Skip to main content Skip to navigation

Where research and education intersect

The way ahead is born in the bonds between research and education.

Professor Christine Ennew OBE, Provost, Warwick

There is a long history, going back centuries, that universities should act as an intersection between research and education. The Humboldtian model of higher education – pioneered in Germany in the early 19th century – promoted academic education as a holistic combination of research and study. This model persists through to the modern day.

Surprisingly, perhaps, given our current approach, the UK was slower to adopt these principles. Some of the greatest British scientists of their generation, people such as Charles Darwin, Thomas Malthus or Michael Faraday, were typically independent researchers – unattached to an educational institution and operating as lone pioneers advancing knowledge in their chosen area of research.

In more recent times the UK has led the world in research-led teaching and the University of Warwick is no exception. We see the two processes as fundamentally interdependent and mutually reinforcing. Both are about understanding and advancing knowledge, with better outcomes for all.

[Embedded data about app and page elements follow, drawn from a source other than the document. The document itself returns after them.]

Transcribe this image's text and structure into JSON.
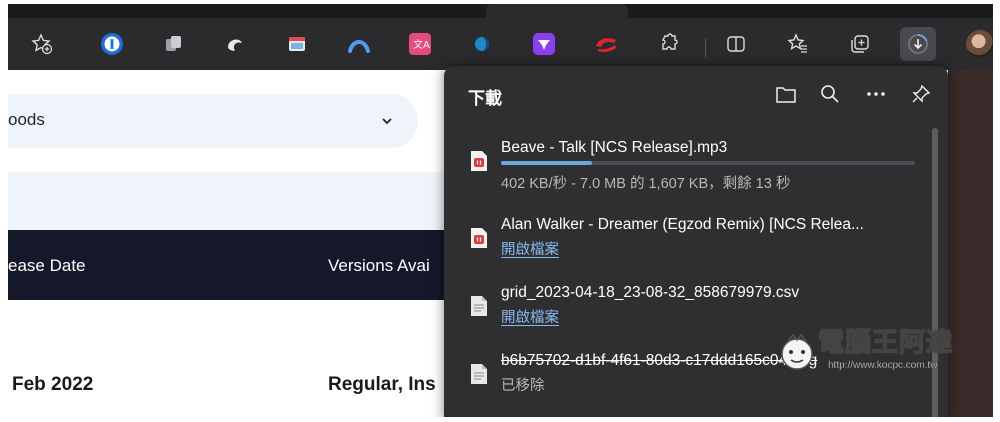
{
  "browser": {
    "toolbar_icons": [
      "add-favorite-icon",
      "onepassword-icon",
      "extension-copy-icon",
      "extension-swirl-icon",
      "extension-window-icon",
      "extension-arc-icon",
      "translate-icon",
      "extension-blue-orb-icon",
      "extension-purple-icon",
      "extension-red-icon",
      "extensions-icon",
      "split-screen-icon",
      "favorites-icon",
      "collections-icon",
      "downloads-icon",
      "profile-avatar"
    ]
  },
  "page": {
    "dropdown_text": "oods",
    "table_headers": [
      "ease Date",
      "Versions Avai"
    ],
    "row": {
      "date": "Feb 2022",
      "versions": "Regular, Ins"
    }
  },
  "downloads": {
    "title": "下載",
    "items": [
      {
        "file_name": "Beave - Talk [NCS Release].mp3",
        "status": "402 KB/秒 - 7.0 MB 的 1,607 KB，剩餘 13 秒",
        "progress": 0.22,
        "type": "audio"
      },
      {
        "file_name": "Alan Walker - Dreamer (Egzod Remix) [NCS Relea...",
        "action": "開啟檔案",
        "type": "audio"
      },
      {
        "file_name": "grid_2023-04-18_23-08-32_858679979.csv",
        "action": "開啟檔案",
        "type": "document"
      },
      {
        "file_name": "b6b75702-d1bf-4f61-80d3-c17ddd165c04.png",
        "status": "已移除",
        "type": "document"
      }
    ]
  },
  "watermark": {
    "brand": "電腦王阿達",
    "url": "http://www.kocpc.com.tw"
  },
  "colors": {
    "accent_link": "#8ab9f0",
    "progress": "#6aa7e6",
    "panel_bg": "#2f2f31",
    "table_header": "#14182a"
  }
}
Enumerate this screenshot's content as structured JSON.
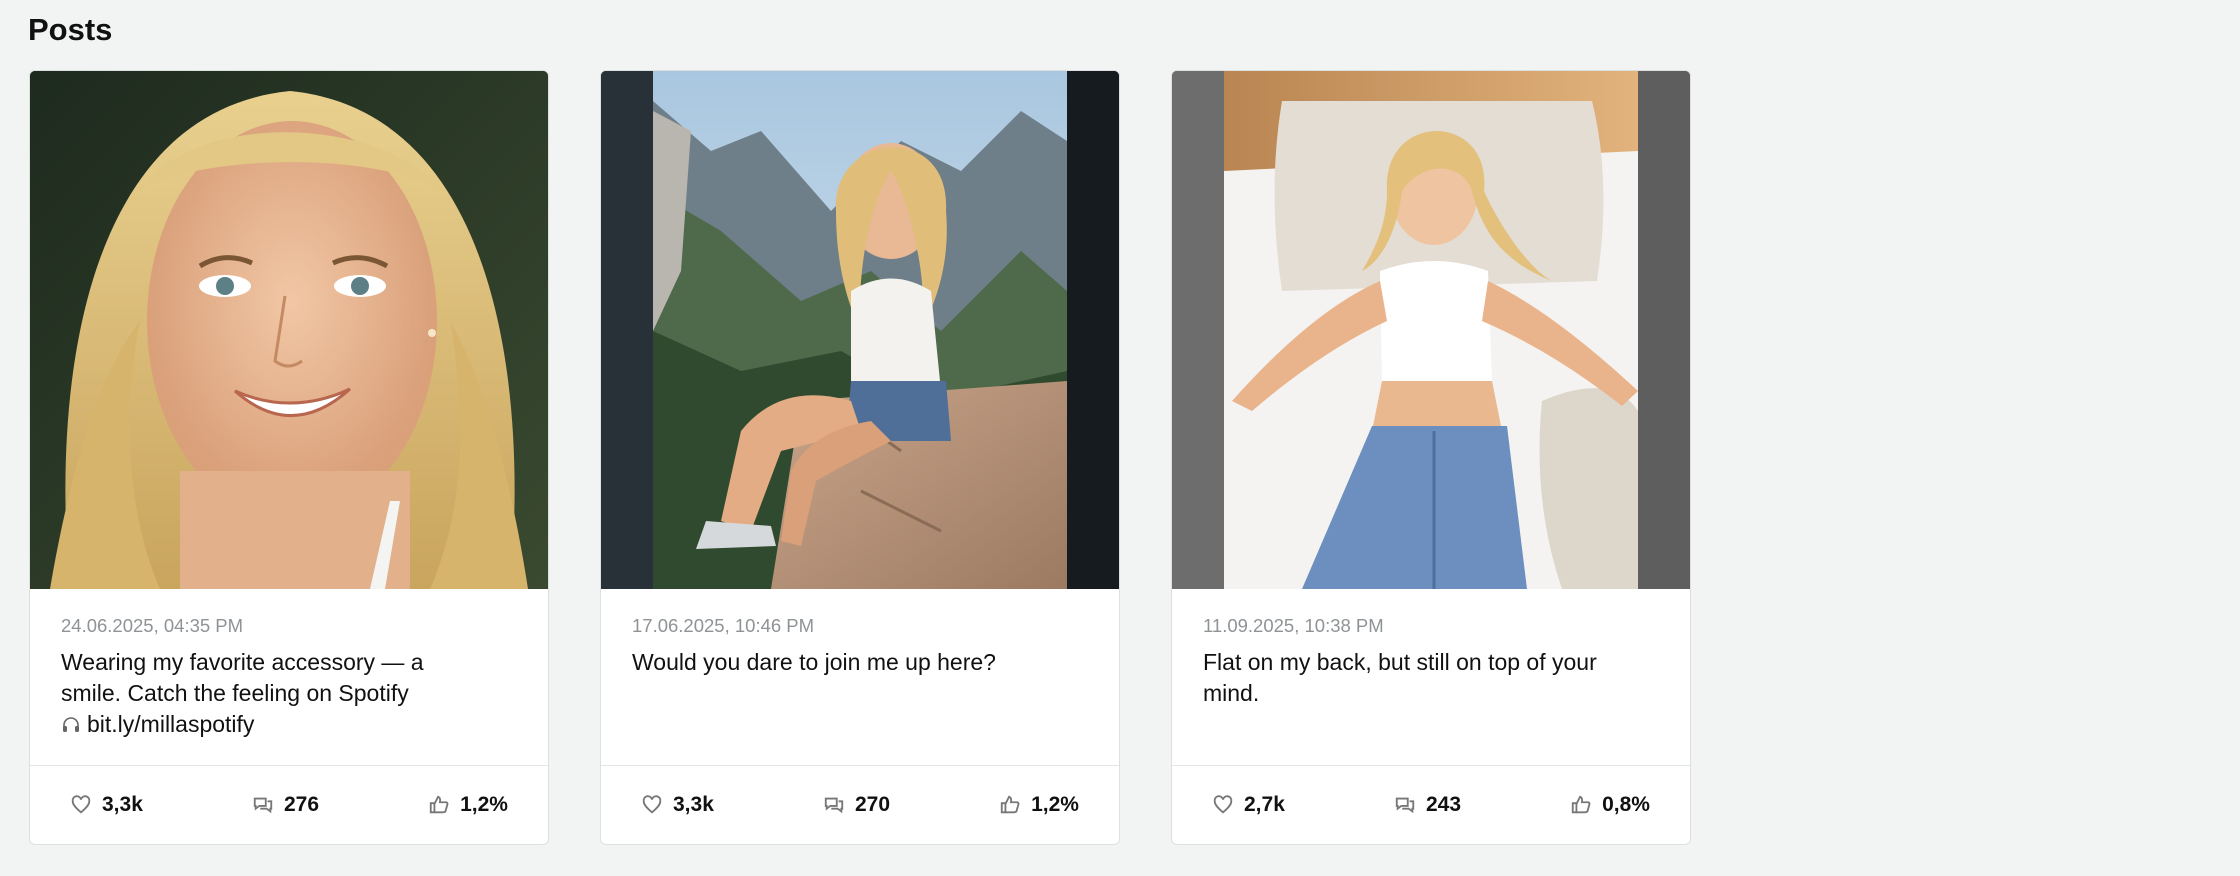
{
  "section": {
    "title": "Posts"
  },
  "posts": [
    {
      "date": "24.06.2025, 04:35 PM",
      "text_line1": "Wearing my favorite accessory — a smile. Catch the feeling on Spotify",
      "text_link": "bit.ly/millaspotify",
      "likes": "3,3k",
      "comments": "276",
      "engagement": "1,2%",
      "image": "portrait-closeup-photo"
    },
    {
      "date": "17.06.2025, 10:46 PM",
      "text": "Would you dare to join me up here?",
      "likes": "3,3k",
      "comments": "270",
      "engagement": "1,2%",
      "image": "mountain-cliff-photo"
    },
    {
      "date": "11.09.2025, 10:38 PM",
      "text": "Flat on my back, but still on top of your mind.",
      "likes": "2,7k",
      "comments": "243",
      "engagement": "0,8%",
      "image": "bed-lying-photo"
    }
  ],
  "icons": {
    "like": "heart-icon",
    "comments": "comments-icon",
    "engagement": "thumbs-up-icon",
    "headphones": "headphones-icon"
  }
}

The benefit to the learner is perhaps most obvious. It is inspiring to surround yourself with those driving forward their disciplines; it’s exhilarating being exposed to those who are making a real difference in the world. The learner benefits from working with such role models, being challenged, and having access to – and even the ability to shape – the latest thinking before it becomes published work.

This is not a privilege that should only belong to experienced researchers, it should be open to all those who want to develop their knowledge and strive to find solutions to our collective challenges.

The benefits to the researcher are more complex, but no less impactful. Most importantly perhaps is the reassurance that you are inspiring and developing future generations who will take forward the work that you have been doing.

To make a real difference in the world we also must build the future. But don’t underestimate the value to the researcher of leveraging the ideas of those who are there to learn. Students can contribute by helping with the practicalities of doing research and by contributing to the ideas behind it.

By demonstrating the impact an individual can have on research outcomes at an early stage in their academic career, we can also encourage the best and brightest minds to develop their own careers. Progression through academia can often seem linear and hierarchical, but the reality is more complex, with opportunities to shape research processes and outcomes from the outset.

The University of Warwick is committed to a research-led approach as part of our Education Strategy. We support research-intensive approaches at all levels, including undergraduates. Perhaps the best example of this is our annual International Conference of Undergraduate Research. Now in its tenth year, this event brings together undergraduates from around the world to share and discuss the findings of the research they have conducted as part of their studies.

Universities are unique institutions which can bring together those delivering cutting-edge research and thinking, and those seeking to learn and develop their own approaches. We create an opportunity to co-create, to understand and advance knowledge for the benefit of all.

The University is a place where the learner can influence the outcome, and the teacher can develop new skills. It is a fluid and complex environment and it’s one that delivers a better impact than if researchers and students pursued their goals separately – better for the individual and better for the world.


The thinking behind the research

Our researchers are shaping the way ahead to build a better world.

More research stories

Making an impact

Tackling issues across the Sciences, Arts, and Social Sciences. Discover how we're changing lives through our research.

Research impact